## Work order
Return a copy of every line in the records that includes the word "JSON".

Stored items from a collection
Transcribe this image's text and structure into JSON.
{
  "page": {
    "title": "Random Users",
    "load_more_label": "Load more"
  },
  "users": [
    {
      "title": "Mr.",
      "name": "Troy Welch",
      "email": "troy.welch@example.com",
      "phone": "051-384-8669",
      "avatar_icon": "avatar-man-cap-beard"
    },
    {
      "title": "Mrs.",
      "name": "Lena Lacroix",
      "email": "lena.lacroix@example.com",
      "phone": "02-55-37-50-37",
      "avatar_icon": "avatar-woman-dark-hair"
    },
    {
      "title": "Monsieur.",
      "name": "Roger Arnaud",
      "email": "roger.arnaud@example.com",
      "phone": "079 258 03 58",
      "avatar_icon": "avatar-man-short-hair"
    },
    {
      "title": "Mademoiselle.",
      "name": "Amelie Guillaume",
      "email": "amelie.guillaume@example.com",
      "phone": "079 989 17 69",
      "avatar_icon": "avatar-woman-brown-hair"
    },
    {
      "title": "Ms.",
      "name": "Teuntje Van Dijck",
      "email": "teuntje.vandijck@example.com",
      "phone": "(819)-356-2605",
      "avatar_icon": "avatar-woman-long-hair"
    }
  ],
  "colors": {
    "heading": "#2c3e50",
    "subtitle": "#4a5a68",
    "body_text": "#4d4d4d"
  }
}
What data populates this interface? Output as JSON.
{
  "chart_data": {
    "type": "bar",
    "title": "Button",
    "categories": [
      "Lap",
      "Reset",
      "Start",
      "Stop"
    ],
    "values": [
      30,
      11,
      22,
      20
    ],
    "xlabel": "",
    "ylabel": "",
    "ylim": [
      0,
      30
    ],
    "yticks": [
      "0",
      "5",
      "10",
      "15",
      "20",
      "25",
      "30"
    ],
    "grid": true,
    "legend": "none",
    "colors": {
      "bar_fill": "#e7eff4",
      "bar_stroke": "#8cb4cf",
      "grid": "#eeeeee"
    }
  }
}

## Worked solution
Transcribe this image's text and structure into JSON.
What data populates this interface? Output as JSON.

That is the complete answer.